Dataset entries
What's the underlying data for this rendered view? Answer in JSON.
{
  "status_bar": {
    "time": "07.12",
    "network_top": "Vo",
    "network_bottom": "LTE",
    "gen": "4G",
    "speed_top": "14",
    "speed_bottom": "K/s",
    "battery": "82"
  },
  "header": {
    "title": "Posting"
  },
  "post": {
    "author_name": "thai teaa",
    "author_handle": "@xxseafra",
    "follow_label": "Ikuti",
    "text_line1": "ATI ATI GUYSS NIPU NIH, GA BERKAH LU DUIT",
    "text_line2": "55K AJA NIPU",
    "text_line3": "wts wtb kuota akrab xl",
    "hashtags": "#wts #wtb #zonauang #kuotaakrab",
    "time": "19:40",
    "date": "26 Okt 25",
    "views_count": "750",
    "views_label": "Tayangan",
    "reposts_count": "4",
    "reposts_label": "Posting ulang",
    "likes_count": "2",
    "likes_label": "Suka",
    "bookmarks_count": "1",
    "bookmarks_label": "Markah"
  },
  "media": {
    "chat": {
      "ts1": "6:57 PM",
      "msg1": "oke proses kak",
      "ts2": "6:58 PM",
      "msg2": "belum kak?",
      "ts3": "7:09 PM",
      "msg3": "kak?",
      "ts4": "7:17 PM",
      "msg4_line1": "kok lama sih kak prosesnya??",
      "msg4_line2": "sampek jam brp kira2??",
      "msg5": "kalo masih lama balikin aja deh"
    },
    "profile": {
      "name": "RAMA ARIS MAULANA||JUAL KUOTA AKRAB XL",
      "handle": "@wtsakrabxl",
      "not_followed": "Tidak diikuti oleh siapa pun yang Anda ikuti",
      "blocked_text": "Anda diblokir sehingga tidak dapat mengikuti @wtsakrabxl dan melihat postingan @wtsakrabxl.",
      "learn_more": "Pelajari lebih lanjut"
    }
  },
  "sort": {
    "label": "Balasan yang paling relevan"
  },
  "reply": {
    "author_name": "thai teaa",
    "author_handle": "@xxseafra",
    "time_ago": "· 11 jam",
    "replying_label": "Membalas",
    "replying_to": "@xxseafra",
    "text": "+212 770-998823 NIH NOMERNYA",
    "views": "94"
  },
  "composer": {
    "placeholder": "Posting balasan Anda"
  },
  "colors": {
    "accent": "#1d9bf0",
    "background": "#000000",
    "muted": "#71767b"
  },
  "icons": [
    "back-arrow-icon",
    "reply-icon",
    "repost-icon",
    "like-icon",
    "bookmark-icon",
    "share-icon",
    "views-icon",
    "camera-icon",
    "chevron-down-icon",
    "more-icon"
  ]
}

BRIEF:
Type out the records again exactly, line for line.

RESPONSE AREA:
What's the underlying data for this rendered view? Answer in JSON.
{
  "status_bar": {
    "time": "07.12",
    "network_top": "Vo",
    "network_bottom": "LTE",
    "gen": "4G",
    "speed_top": "14",
    "speed_bottom": "K/s",
    "battery": "82"
  },
  "header": {
    "title": "Posting"
  },
  "post": {
    "author_name": "thai teaa",
    "author_handle": "@xxseafra",
    "follow_label": "Ikuti",
    "text_line1": "ATI ATI GUYSS NIPU NIH, GA BERKAH LU DUIT",
    "text_line2": "55K AJA NIPU",
    "text_line3": "wts wtb kuota akrab xl",
    "hashtags": "#wts #wtb #zonauang #kuotaakrab",
    "time": "19:40",
    "date": "26 Okt 25",
    "views_count": "750",
    "views_label": "Tayangan",
    "reposts_count": "4",
    "reposts_label": "Posting ulang",
    "likes_count": "2",
    "likes_label": "Suka",
    "bookmarks_count": "1",
    "bookmarks_label": "Markah"
  },
  "media": {
    "chat": {
      "ts1": "6:57 PM",
      "msg1": "oke proses kak",
      "ts2": "6:58 PM",
      "msg2": "belum kak?",
      "ts3": "7:09 PM",
      "msg3": "kak?",
      "ts4": "7:17 PM",
      "msg4_line1": "kok lama sih kak prosesnya??",
      "msg4_line2": "sampek jam brp kira2??",
      "msg5": "kalo masih lama balikin aja deh"
    },
    "profile": {
      "name": "RAMA ARIS MAULANA||JUAL KUOTA AKRAB XL",
      "handle": "@wtsakrabxl",
      "not_followed": "Tidak diikuti oleh siapa pun yang Anda ikuti",
      "blocked_text": "Anda diblokir sehingga tidak dapat mengikuti @wtsakrabxl dan melihat postingan @wtsakrabxl.",
      "learn_more": "Pelajari lebih lanjut"
    }
  },
  "sort": {
    "label": "Balasan yang paling relevan"
  },
  "reply": {
    "author_name": "thai teaa",
    "author_handle": "@xxseafra",
    "time_ago": "· 11 jam",
    "replying_label": "Membalas",
    "replying_to": "@xxseafra",
    "text": "+212 770-998823 NIH NOMERNYA",
    "views": "94"
  },
  "composer": {
    "placeholder": "Posting balasan Anda"
  },
  "colors": {
    "accent": "#1d9bf0",
    "background": "#000000",
    "muted": "#71767b"
  },
  "icons": [
    "back-arrow-icon",
    "reply-icon",
    "repost-icon",
    "like-icon",
    "bookmark-icon",
    "share-icon",
    "views-icon",
    "camera-icon",
    "chevron-down-icon",
    "more-icon"
  ]
}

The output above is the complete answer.